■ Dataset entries

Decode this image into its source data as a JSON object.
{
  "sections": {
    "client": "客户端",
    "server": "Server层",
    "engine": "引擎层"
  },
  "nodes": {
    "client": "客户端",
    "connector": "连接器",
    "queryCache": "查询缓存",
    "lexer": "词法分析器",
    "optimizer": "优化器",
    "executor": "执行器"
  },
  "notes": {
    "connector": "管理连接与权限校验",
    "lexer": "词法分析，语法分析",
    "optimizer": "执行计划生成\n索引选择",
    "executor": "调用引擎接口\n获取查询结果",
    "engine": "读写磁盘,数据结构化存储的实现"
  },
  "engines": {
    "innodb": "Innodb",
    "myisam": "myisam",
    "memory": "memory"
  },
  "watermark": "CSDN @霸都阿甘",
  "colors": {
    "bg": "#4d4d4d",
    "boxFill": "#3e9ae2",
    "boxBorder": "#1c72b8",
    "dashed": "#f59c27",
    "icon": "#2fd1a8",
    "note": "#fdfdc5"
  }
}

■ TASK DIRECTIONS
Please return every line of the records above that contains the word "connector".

■ ANSWER TO THE EXERCISE
    "connector": "连接器",
    "connector": "管理连接与权限校验",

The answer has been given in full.